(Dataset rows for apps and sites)
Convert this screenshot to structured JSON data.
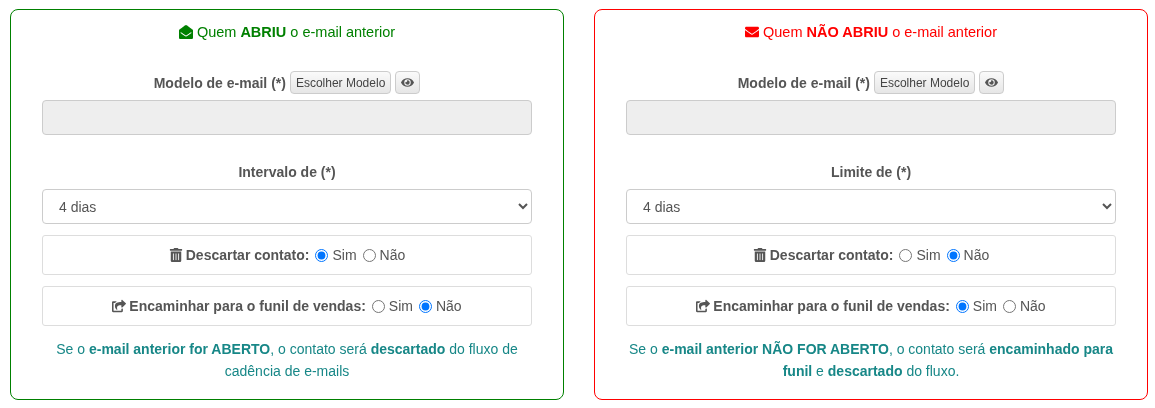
{
  "panels": [
    {
      "color": "#008000",
      "kind": "opened",
      "title": "Quem **ABRIU** o e-mail anterior",
      "template": {
        "label": "Modelo de e-mail (*)",
        "button": "Escolher Modelo"
      },
      "select": {
        "label": "Intervalo de (*)",
        "value": "4 dias"
      },
      "radio_groups": [
        {
          "label": "Descartar contato:",
          "options": [
            {
              "label": "Sim",
              "selected": true
            },
            {
              "label": "Não",
              "selected": false
            }
          ]
        },
        {
          "label": "Encaminhar para o funil de vendas:",
          "options": [
            {
              "label": "Sim",
              "selected": false
            },
            {
              "label": "Não",
              "selected": true
            }
          ]
        }
      ],
      "note": "Se o **e-mail anterior for ABERTO**, o contato será **descartado** do fluxo de cadência de e-mails"
    },
    {
      "color": "#ff0000",
      "kind": "unopened",
      "title": "Quem **NÃO ABRIU** o e-mail anterior",
      "template": {
        "label": "Modelo de e-mail (*)",
        "button": "Escolher Modelo"
      },
      "select": {
        "label": "Limite de (*)",
        "value": "4 dias"
      },
      "radio_groups": [
        {
          "label": "Descartar contato:",
          "options": [
            {
              "label": "Sim",
              "selected": false
            },
            {
              "label": "Não",
              "selected": true
            }
          ]
        },
        {
          "label": "Encaminhar para o funil de vendas:",
          "options": [
            {
              "label": "Sim",
              "selected": true
            },
            {
              "label": "Não",
              "selected": false
            }
          ]
        }
      ],
      "note": "Se o **e-mail anterior NÃO FOR ABERTO**, o contato será **encaminhado para funil** e **descartado** do fluxo."
    }
  ]
}
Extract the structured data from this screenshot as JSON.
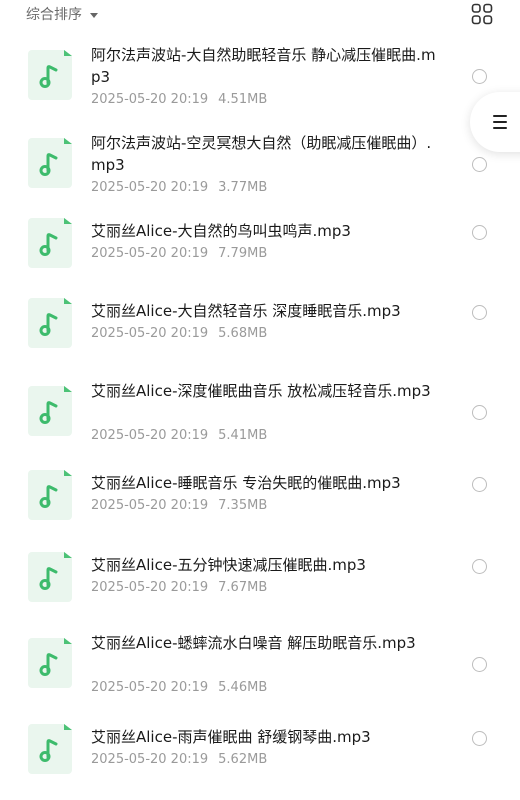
{
  "toolbar": {
    "sort_label": "综合排序",
    "sort_icon": "caret-down-icon",
    "view_icon": "grid-view-icon"
  },
  "float_menu": {
    "icon": "menu-icon"
  },
  "files": [
    {
      "name": "阿尔法声波站-大自然助眠轻音乐 静心减压催眠曲.mp3",
      "date": "2025-05-20 20:19",
      "size": "4.51MB"
    },
    {
      "name": "阿尔法声波站-空灵冥想大自然（助眠减压催眠曲）.mp3",
      "date": "2025-05-20 20:19",
      "size": "3.77MB"
    },
    {
      "name": "艾丽丝Alice-大自然的鸟叫虫鸣声.mp3",
      "date": "2025-05-20 20:19",
      "size": "7.79MB"
    },
    {
      "name": "艾丽丝Alice-大自然轻音乐 深度睡眠音乐.mp3",
      "date": "2025-05-20 20:19",
      "size": "5.68MB"
    },
    {
      "name": "艾丽丝Alice-深度催眠曲音乐 放松减压轻音乐.mp3",
      "date": "2025-05-20 20:19",
      "size": "5.41MB"
    },
    {
      "name": "艾丽丝Alice-睡眠音乐 专治失眠的催眠曲.mp3",
      "date": "2025-05-20 20:19",
      "size": "7.35MB"
    },
    {
      "name": "艾丽丝Alice-五分钟快速减压催眠曲.mp3",
      "date": "2025-05-20 20:19",
      "size": "7.67MB"
    },
    {
      "name": "艾丽丝Alice-蟋蟀流水白噪音 解压助眠音乐.mp3",
      "date": "2025-05-20 20:19",
      "size": "5.46MB"
    },
    {
      "name": "艾丽丝Alice-雨声催眠曲 舒缓钢琴曲.mp3",
      "date": "2025-05-20 20:19",
      "size": "5.62MB"
    }
  ],
  "colors": {
    "accent": "#3dbb6c",
    "icon_bg": "#eaf6ee",
    "meta_text": "#9a9a9a"
  }
}
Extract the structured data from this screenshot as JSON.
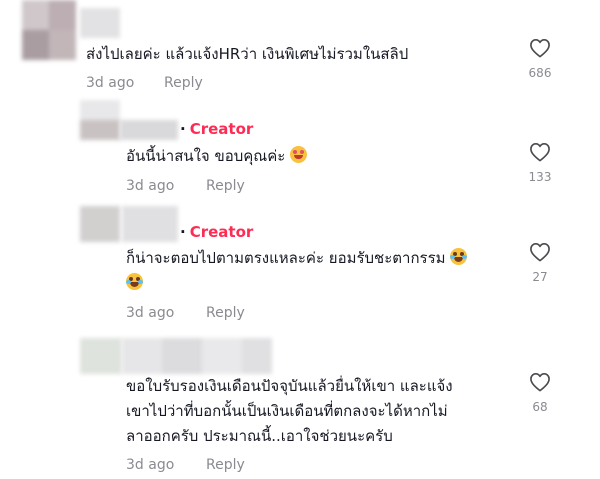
{
  "comments": [
    {
      "text_lines": [
        "ส่งไปเลยค่ะ แล้วแจ้งHRว่า เงินพิเศษไม่รวมในสลิป"
      ],
      "time": "3d ago",
      "reply_label": "Reply",
      "likes": "686"
    },
    {
      "badge": "Creator",
      "text_lines": [
        "อันนี้น่าสนใจ ขอบคุณค่ะ"
      ],
      "emoji": "smiling-face-with-hearts",
      "time": "3d ago",
      "reply_label": "Reply",
      "likes": "133"
    },
    {
      "badge": "Creator",
      "text_lines": [
        "ก็น่าจะตอบไปตามตรงแหละค่ะ ยอมรับชะตากรรม"
      ],
      "emoji": "face-with-tears-of-joy",
      "time": "3d ago",
      "reply_label": "Reply",
      "likes": "27"
    },
    {
      "text_lines": [
        "ขอใบรับรองเงินเดือนปัจจุบันแล้วยื่นให้เขา และแจ้ง",
        "เขาไปว่าที่บอกนั้นเป็นเงินเดือนที่ตกลงจะได้หากไม่",
        "ลาออกครับ ประมาณนี้..เอาใจช่วยนะครับ"
      ],
      "time": "3d ago",
      "reply_label": "Reply",
      "likes": "68"
    }
  ],
  "colors": {
    "creator": "#fe2c55",
    "meta": "#8a8b91",
    "text": "#161823"
  },
  "icons": {
    "like": "heart-outline-icon"
  }
}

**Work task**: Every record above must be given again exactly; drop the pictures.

**The answer**:
Convert this screenshot to structured JSON data.
{
  "panels": [
    {
      "color": "#008000",
      "kind": "opened",
      "title": "Quem **ABRIU** o e-mail anterior",
      "template": {
        "label": "Modelo de e-mail (*)",
        "button": "Escolher Modelo"
      },
      "select": {
        "label": "Intervalo de (*)",
        "value": "4 dias"
      },
      "radio_groups": [
        {
          "label": "Descartar contato:",
          "options": [
            {
              "label": "Sim",
              "selected": true
            },
            {
              "label": "Não",
              "selected": false
            }
          ]
        },
        {
          "label": "Encaminhar para o funil de vendas:",
          "options": [
            {
              "label": "Sim",
              "selected": false
            },
            {
              "label": "Não",
              "selected": true
            }
          ]
        }
      ],
      "note": "Se o **e-mail anterior for ABERTO**, o contato será **descartado** do fluxo de cadência de e-mails"
    },
    {
      "color": "#ff0000",
      "kind": "unopened",
      "title": "Quem **NÃO ABRIU** o e-mail anterior",
      "template": {
        "label": "Modelo de e-mail (*)",
        "button": "Escolher Modelo"
      },
      "select": {
        "label": "Limite de (*)",
        "value": "4 dias"
      },
      "radio_groups": [
        {
          "label": "Descartar contato:",
          "options": [
            {
              "label": "Sim",
              "selected": false
            },
            {
              "label": "Não",
              "selected": true
            }
          ]
        },
        {
          "label": "Encaminhar para o funil de vendas:",
          "options": [
            {
              "label": "Sim",
              "selected": true
            },
            {
              "label": "Não",
              "selected": false
            }
          ]
        }
      ],
      "note": "Se o **e-mail anterior NÃO FOR ABERTO**, o contato será **encaminhado para funil** e **descartado** do fluxo."
    }
  ]
}
Extract the structured data from this screenshot as JSON.
{
  "toolbar": {
    "sort_label": "综合排序",
    "sort_icon": "caret-down-icon",
    "view_icon": "grid-view-icon"
  },
  "float_menu": {
    "icon": "menu-icon"
  },
  "files": [
    {
      "name": "阿尔法声波站-大自然助眠轻音乐 静心减压催眠曲.mp3",
      "date": "2025-05-20 20:19",
      "size": "4.51MB"
    },
    {
      "name": "阿尔法声波站-空灵冥想大自然（助眠减压催眠曲）.mp3",
      "date": "2025-05-20 20:19",
      "size": "3.77MB"
    },
    {
      "name": "艾丽丝Alice-大自然的鸟叫虫鸣声.mp3",
      "date": "2025-05-20 20:19",
      "size": "7.79MB"
    },
    {
      "name": "艾丽丝Alice-大自然轻音乐 深度睡眠音乐.mp3",
      "date": "2025-05-20 20:19",
      "size": "5.68MB"
    },
    {
      "name": "艾丽丝Alice-深度催眠曲音乐 放松减压轻音乐.mp3",
      "date": "2025-05-20 20:19",
      "size": "5.41MB"
    },
    {
      "name": "艾丽丝Alice-睡眠音乐 专治失眠的催眠曲.mp3",
      "date": "2025-05-20 20:19",
      "size": "7.35MB"
    },
    {
      "name": "艾丽丝Alice-五分钟快速减压催眠曲.mp3",
      "date": "2025-05-20 20:19",
      "size": "7.67MB"
    },
    {
      "name": "艾丽丝Alice-蟋蟀流水白噪音 解压助眠音乐.mp3",
      "date": "2025-05-20 20:19",
      "size": "5.46MB"
    },
    {
      "name": "艾丽丝Alice-雨声催眠曲 舒缓钢琴曲.mp3",
      "date": "2025-05-20 20:19",
      "size": "5.62MB"
    }
  ],
  "colors": {
    "accent": "#3dbb6c",
    "icon_bg": "#eaf6ee",
    "meta_text": "#9a9a9a"
  }
}
Extract the structured data from this screenshot as JSON.
{
  "comments": [
    {
      "text_lines": [
        "ส่งไปเลยค่ะ แล้วแจ้งHRว่า เงินพิเศษไม่รวมในสลิป"
      ],
      "time": "3d ago",
      "reply_label": "Reply",
      "likes": "686"
    },
    {
      "badge": "Creator",
      "text_lines": [
        "อันนี้น่าสนใจ ขอบคุณค่ะ"
      ],
      "emoji": "smiling-face-with-hearts",
      "time": "3d ago",
      "reply_label": "Reply",
      "likes": "133"
    },
    {
      "badge": "Creator",
      "text_lines": [
        "ก็น่าจะตอบไปตามตรงแหละค่ะ ยอมรับชะตากรรม"
      ],
      "emoji": "face-with-tears-of-joy",
      "time": "3d ago",
      "reply_label": "Reply",
      "likes": "27"
    },
    {
      "text_lines": [
        "ขอใบรับรองเงินเดือนปัจจุบันแล้วยื่นให้เขา และแจ้ง",
        "เขาไปว่าที่บอกนั้นเป็นเงินเดือนที่ตกลงจะได้หากไม่",
        "ลาออกครับ ประมาณนี้..เอาใจช่วยนะครับ"
      ],
      "time": "3d ago",
      "reply_label": "Reply",
      "likes": "68"
    }
  ],
  "colors": {
    "creator": "#fe2c55",
    "meta": "#8a8b91",
    "text": "#161823"
  },
  "icons": {
    "like": "heart-outline-icon"
  }
}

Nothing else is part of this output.